Dataset rows for apps and sites
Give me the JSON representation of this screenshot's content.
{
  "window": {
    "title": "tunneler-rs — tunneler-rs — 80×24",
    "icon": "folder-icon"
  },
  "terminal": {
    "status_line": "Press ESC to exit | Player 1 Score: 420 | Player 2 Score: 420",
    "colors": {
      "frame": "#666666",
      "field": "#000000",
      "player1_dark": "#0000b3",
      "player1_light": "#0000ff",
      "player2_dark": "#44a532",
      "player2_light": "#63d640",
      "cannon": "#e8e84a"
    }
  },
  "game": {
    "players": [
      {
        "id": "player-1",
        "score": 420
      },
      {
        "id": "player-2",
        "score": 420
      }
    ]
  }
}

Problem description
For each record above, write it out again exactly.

Completed task
Give me the JSON representation of this screenshot's content.
{
  "window": {
    "title": "tunneler-rs — tunneler-rs — 80×24",
    "icon": "folder-icon"
  },
  "terminal": {
    "status_line": "Press ESC to exit | Player 1 Score: 420 | Player 2 Score: 420",
    "colors": {
      "frame": "#666666",
      "field": "#000000",
      "player1_dark": "#0000b3",
      "player1_light": "#0000ff",
      "player2_dark": "#44a532",
      "player2_light": "#63d640",
      "cannon": "#e8e84a"
    }
  },
  "game": {
    "players": [
      {
        "id": "player-1",
        "score": 420
      },
      {
        "id": "player-2",
        "score": 420
      }
    ]
  }
}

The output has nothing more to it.